§ **Provided information**:
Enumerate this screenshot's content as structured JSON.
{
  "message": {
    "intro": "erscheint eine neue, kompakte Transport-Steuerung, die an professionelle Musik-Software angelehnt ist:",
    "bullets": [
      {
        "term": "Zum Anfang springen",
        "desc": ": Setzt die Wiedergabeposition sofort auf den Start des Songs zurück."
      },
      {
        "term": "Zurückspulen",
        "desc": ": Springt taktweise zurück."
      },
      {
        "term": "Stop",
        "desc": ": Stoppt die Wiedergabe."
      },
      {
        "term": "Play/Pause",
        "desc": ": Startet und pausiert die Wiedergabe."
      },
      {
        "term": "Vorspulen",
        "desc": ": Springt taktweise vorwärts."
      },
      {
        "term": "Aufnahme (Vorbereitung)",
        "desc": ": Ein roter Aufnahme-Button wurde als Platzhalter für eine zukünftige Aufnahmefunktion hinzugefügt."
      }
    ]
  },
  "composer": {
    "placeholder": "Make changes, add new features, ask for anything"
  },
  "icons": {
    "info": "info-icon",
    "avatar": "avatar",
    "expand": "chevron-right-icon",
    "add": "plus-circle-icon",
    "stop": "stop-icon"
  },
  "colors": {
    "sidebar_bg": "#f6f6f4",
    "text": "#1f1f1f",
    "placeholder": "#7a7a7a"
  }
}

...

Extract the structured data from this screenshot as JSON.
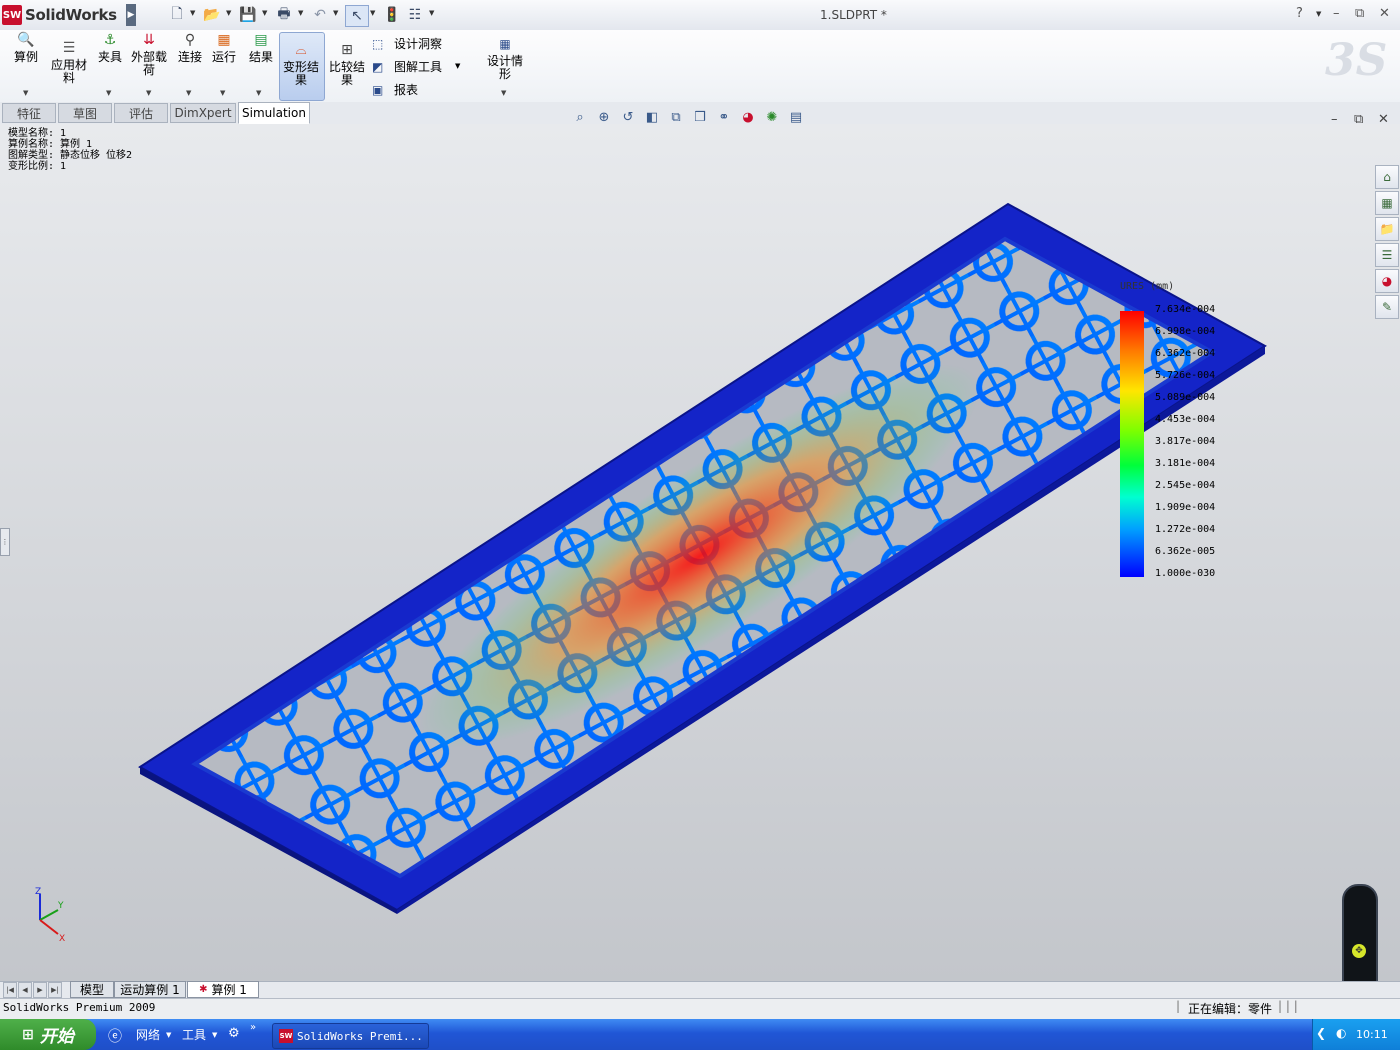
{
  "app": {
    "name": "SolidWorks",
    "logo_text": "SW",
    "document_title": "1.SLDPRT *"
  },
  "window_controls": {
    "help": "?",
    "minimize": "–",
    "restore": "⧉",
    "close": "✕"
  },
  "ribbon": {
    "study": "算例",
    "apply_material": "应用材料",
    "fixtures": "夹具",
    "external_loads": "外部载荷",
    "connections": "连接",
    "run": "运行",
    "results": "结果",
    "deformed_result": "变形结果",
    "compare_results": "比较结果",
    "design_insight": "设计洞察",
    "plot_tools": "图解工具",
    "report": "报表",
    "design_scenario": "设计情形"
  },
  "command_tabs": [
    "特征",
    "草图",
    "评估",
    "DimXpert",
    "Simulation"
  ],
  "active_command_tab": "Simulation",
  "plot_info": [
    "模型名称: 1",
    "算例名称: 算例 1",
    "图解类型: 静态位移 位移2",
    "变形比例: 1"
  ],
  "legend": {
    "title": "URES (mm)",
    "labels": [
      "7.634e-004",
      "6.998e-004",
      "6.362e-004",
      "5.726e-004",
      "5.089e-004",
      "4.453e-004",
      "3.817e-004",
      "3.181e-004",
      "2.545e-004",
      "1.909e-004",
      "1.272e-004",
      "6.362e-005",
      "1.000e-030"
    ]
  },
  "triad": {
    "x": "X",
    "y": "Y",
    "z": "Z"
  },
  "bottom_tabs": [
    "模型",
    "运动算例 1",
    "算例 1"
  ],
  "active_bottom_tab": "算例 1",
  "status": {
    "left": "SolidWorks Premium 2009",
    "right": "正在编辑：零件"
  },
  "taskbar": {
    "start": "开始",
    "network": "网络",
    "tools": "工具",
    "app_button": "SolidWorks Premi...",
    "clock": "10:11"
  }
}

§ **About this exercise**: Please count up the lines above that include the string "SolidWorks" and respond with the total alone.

§ **Exercise result**: 3